PROBLEM DESCRIPTION:
In the listing below, find each line containing "object" and report it.

RECORD EXCERPTS:
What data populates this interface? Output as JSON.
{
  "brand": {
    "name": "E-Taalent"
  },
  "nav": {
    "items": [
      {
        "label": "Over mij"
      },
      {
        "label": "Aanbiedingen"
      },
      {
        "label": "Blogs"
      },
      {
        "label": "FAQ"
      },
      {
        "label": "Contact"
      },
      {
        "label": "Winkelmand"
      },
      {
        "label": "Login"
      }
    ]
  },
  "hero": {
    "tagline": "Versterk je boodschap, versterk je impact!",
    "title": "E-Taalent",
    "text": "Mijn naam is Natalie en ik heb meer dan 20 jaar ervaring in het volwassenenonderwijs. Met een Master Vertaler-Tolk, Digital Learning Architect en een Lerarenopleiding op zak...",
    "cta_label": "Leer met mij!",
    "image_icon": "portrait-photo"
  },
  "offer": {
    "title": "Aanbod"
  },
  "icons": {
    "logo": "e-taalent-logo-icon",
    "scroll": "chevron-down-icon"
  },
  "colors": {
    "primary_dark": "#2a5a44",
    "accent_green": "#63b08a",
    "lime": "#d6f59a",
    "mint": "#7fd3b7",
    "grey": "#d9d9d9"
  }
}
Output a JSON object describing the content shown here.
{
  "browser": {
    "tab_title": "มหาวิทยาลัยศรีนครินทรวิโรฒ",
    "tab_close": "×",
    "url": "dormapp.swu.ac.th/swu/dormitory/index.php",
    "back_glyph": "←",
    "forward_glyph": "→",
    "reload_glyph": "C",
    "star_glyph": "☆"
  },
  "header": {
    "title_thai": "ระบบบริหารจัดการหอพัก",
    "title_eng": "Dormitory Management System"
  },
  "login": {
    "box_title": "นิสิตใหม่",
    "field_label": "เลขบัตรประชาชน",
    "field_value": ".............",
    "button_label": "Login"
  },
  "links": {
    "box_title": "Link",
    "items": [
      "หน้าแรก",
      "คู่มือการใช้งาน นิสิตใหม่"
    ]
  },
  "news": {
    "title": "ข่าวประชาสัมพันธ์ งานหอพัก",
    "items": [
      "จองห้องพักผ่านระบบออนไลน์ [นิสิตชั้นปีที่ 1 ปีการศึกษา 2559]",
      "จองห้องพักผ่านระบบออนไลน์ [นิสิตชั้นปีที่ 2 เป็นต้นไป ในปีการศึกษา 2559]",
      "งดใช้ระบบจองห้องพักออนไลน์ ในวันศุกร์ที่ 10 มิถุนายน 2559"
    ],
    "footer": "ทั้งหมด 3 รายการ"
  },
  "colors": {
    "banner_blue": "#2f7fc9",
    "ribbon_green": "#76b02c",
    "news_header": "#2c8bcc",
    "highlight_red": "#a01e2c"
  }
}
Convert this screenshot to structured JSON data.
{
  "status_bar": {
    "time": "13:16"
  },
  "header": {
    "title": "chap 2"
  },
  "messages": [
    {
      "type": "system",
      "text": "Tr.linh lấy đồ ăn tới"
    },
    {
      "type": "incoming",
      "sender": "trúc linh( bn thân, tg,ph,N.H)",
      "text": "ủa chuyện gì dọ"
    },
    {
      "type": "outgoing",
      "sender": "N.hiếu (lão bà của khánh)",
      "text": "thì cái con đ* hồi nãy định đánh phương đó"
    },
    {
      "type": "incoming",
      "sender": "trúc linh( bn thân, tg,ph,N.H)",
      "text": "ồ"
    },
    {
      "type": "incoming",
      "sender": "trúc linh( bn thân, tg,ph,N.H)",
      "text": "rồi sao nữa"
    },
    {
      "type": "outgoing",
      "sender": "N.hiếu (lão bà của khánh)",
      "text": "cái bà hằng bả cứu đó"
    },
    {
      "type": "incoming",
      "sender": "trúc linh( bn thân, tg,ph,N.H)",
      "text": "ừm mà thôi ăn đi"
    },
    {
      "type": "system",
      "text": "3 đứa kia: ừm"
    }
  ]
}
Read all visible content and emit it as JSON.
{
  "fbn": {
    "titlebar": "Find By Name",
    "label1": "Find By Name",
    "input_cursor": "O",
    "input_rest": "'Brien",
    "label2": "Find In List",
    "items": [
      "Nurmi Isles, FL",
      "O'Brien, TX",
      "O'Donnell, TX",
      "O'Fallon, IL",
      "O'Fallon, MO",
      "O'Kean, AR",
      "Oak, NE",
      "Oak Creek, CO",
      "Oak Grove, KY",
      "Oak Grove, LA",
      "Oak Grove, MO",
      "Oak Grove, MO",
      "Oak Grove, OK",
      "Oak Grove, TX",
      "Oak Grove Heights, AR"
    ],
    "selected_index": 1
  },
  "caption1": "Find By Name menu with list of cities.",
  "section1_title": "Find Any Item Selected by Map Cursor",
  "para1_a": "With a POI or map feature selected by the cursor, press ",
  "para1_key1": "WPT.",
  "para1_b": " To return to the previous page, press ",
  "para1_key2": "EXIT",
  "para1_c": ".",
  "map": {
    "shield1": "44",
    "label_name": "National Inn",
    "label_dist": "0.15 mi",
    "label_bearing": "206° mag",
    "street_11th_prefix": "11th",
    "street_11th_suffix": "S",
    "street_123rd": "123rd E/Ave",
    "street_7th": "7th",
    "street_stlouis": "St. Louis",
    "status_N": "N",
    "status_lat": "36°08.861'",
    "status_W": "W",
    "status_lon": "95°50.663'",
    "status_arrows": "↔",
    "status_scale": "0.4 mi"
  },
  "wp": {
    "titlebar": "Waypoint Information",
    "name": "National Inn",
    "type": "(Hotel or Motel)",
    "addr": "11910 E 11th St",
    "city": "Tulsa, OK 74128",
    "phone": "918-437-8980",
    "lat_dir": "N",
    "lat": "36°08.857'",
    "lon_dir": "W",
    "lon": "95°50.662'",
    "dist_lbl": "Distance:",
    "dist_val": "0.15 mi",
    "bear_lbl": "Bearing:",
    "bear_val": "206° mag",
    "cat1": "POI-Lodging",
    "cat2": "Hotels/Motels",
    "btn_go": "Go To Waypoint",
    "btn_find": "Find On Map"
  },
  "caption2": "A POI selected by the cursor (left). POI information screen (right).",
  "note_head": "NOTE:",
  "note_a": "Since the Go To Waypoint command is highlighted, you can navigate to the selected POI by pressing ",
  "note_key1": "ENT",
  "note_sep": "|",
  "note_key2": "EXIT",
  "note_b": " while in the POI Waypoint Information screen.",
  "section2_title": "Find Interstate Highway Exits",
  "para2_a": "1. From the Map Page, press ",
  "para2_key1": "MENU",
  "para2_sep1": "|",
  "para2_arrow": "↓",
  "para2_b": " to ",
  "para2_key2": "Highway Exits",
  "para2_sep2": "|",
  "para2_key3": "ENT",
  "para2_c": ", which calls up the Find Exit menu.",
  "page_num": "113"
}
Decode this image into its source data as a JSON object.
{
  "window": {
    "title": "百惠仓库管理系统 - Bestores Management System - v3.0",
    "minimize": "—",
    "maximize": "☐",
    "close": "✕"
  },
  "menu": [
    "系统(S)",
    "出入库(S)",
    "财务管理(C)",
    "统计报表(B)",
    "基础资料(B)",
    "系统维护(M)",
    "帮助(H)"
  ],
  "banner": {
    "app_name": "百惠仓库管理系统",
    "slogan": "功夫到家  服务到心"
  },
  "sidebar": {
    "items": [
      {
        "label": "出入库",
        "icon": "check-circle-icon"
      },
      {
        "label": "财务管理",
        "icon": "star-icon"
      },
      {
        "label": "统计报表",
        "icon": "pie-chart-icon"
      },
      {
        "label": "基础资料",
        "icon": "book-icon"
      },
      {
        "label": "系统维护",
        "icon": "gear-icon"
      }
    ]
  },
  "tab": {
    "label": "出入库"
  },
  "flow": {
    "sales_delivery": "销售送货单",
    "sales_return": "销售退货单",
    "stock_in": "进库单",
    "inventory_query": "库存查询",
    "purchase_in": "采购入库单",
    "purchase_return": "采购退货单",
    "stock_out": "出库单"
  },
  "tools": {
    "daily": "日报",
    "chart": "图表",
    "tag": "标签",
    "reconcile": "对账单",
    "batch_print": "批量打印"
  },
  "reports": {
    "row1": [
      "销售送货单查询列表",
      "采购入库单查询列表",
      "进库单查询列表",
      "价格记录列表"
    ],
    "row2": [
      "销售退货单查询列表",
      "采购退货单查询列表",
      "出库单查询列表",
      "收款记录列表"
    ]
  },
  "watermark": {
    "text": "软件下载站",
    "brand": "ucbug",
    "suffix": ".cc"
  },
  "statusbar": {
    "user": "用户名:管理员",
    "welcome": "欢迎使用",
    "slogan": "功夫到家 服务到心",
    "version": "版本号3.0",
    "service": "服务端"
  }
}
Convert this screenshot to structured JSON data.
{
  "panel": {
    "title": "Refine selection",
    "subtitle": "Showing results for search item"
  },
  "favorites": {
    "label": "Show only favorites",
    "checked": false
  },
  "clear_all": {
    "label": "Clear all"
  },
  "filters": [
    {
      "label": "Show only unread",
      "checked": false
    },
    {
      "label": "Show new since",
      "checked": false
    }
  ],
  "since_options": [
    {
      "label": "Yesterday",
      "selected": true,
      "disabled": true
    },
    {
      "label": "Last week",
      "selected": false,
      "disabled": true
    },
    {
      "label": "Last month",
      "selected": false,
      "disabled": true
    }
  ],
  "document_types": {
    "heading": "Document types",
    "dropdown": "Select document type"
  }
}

REPLY:
Output a JSON object describing the content shown here.
Decode this image into its source data as a JSON object.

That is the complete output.